Multiple sclerosis (MS) is a disease in which your immune system attacks the protective sheath (myelin) that covers your nerves. Myelin damage disrupts communication between your brain and the rest of your body. Ultimately, the nerves themselves may deteriorate, a process that’s currently irreversible.
Signs and symptoms vary widely, depending on the amount of damage and which nerves are affected. Some people with severe MS may lose the ability to walk independently or at all, while others experience long periods of remission during which they develop no new symptoms.
There’s no cure for multiple sclerosis. However, treatments can help speed recovery from attacks, modify the course of the disease and manage symptoms.
The cause of multiple sclerosis is unknown. It’s believed to be an autoimmune disease, in which the body’s immune system attacks its own tissues. In MS, this process destroys myelin — the fatty substance that coats and protects nerve fibers in the brain and spinal cord.
Myelin can be compared to the insulation on electrical wires. When myelin is damaged, the messages that travel along that nerve may be slowed or blocked.
It isn’t clear why MS develops in some people and not others. A combination of factors, ranging from genetics to childhood infections, may play a role.
Signs and symptoms of multiple sclerosis vary, depending on the location of affected nerve fibers. MS signs and symptoms may include:
- Numbness or weakness in one or more limbs that typically occurs on one side of your body at a time, or the legs and trunk
- Partial or complete loss of vision, usually in one eye at a time, often with pain during eye movement
- Double vision or blurring of vision
- Tingling or pain in parts of your body

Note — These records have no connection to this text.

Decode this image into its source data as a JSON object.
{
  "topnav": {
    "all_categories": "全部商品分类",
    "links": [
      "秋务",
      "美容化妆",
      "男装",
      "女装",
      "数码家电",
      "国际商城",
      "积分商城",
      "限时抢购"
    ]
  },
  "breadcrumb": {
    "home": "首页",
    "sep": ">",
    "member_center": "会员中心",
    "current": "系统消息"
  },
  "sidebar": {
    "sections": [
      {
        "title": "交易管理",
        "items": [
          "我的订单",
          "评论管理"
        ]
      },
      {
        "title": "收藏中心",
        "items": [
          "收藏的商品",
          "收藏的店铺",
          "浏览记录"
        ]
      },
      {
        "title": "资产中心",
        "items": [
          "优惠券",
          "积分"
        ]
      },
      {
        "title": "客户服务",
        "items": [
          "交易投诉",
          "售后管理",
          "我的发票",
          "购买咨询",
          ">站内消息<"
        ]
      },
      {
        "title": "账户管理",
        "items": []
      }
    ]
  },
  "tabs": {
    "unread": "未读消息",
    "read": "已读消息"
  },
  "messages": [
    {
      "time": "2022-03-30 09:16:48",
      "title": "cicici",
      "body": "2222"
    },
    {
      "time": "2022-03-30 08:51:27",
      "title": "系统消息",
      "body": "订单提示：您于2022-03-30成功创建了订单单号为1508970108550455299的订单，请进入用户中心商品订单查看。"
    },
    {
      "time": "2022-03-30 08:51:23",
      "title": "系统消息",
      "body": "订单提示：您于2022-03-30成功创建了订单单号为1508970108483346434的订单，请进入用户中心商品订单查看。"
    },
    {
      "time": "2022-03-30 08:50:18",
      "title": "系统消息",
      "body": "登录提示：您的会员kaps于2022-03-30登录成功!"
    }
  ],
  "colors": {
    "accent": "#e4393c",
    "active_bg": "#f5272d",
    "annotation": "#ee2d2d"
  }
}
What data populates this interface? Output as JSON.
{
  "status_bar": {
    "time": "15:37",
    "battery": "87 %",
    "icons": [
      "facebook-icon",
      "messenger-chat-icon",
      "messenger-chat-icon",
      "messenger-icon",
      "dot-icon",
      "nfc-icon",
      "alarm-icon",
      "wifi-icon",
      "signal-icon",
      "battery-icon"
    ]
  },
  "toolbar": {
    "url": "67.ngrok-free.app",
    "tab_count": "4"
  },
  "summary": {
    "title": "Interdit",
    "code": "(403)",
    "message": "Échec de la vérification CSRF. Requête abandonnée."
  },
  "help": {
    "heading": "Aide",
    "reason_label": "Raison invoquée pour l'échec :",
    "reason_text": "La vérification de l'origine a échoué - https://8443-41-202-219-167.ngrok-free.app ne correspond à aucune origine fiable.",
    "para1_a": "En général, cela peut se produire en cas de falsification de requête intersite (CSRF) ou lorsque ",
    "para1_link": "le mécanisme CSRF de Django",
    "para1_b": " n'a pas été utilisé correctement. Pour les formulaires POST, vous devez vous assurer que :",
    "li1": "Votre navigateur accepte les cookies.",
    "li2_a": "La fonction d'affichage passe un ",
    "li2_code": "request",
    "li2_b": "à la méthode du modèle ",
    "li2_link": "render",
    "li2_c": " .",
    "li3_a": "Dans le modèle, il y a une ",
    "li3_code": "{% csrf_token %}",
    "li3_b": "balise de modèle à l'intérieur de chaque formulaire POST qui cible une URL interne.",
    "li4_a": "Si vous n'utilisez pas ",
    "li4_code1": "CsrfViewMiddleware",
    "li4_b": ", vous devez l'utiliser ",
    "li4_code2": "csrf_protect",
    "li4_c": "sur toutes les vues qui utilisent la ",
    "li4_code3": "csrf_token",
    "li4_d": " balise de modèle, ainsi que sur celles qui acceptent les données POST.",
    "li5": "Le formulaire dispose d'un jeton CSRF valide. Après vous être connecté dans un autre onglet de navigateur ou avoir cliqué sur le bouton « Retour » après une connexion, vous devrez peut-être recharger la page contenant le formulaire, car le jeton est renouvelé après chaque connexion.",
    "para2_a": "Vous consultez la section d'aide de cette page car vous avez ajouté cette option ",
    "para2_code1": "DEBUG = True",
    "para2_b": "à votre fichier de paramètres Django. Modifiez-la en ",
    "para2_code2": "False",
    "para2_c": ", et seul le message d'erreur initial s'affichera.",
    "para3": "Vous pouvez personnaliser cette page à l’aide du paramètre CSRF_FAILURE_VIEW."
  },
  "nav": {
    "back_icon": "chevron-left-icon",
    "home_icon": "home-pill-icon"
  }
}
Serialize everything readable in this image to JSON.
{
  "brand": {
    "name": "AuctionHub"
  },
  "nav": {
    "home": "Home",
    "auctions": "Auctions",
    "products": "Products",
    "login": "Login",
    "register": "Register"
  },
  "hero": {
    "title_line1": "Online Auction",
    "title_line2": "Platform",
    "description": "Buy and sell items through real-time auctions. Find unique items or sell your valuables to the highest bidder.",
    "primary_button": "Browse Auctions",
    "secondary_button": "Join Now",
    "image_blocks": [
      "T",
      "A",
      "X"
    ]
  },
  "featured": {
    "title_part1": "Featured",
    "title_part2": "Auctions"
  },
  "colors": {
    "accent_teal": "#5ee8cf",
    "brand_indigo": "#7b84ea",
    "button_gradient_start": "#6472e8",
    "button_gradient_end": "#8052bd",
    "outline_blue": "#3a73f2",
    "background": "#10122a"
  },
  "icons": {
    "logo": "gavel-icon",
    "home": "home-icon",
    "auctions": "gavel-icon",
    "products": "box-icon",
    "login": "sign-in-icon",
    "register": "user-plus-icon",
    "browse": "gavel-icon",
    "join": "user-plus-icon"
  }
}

- Electric-shock sensations that occur with certain neck movements, especially bending the neck forward
- Tremor, lack of coordination or unsteady gait
- Slurred speech
- Problems with bowel and bladder function
Most people with MS have a relapsing-remitting course, with new symptoms (relapse) that develop over days or weeks and usually improve partially or completely, followed by a quiet period (remission) that can last months or even years. Small increases in body temperature can temporarily worsen signs and symptoms of MS, but that type of event isn’t a relapse.
About 60 to 70 percent of people with relapsing-remitting MS eventually develop a steady progression of symptoms, with or without periods of remission (secondary-progressive MS). The worsening symptoms usually include problems with gait. The rate of progression varies greatly among people with secondary-progressive MS.
Some people with MS experience a gradual onset and steady progression of signs and symptoms with no relapses (primary-progressive MS).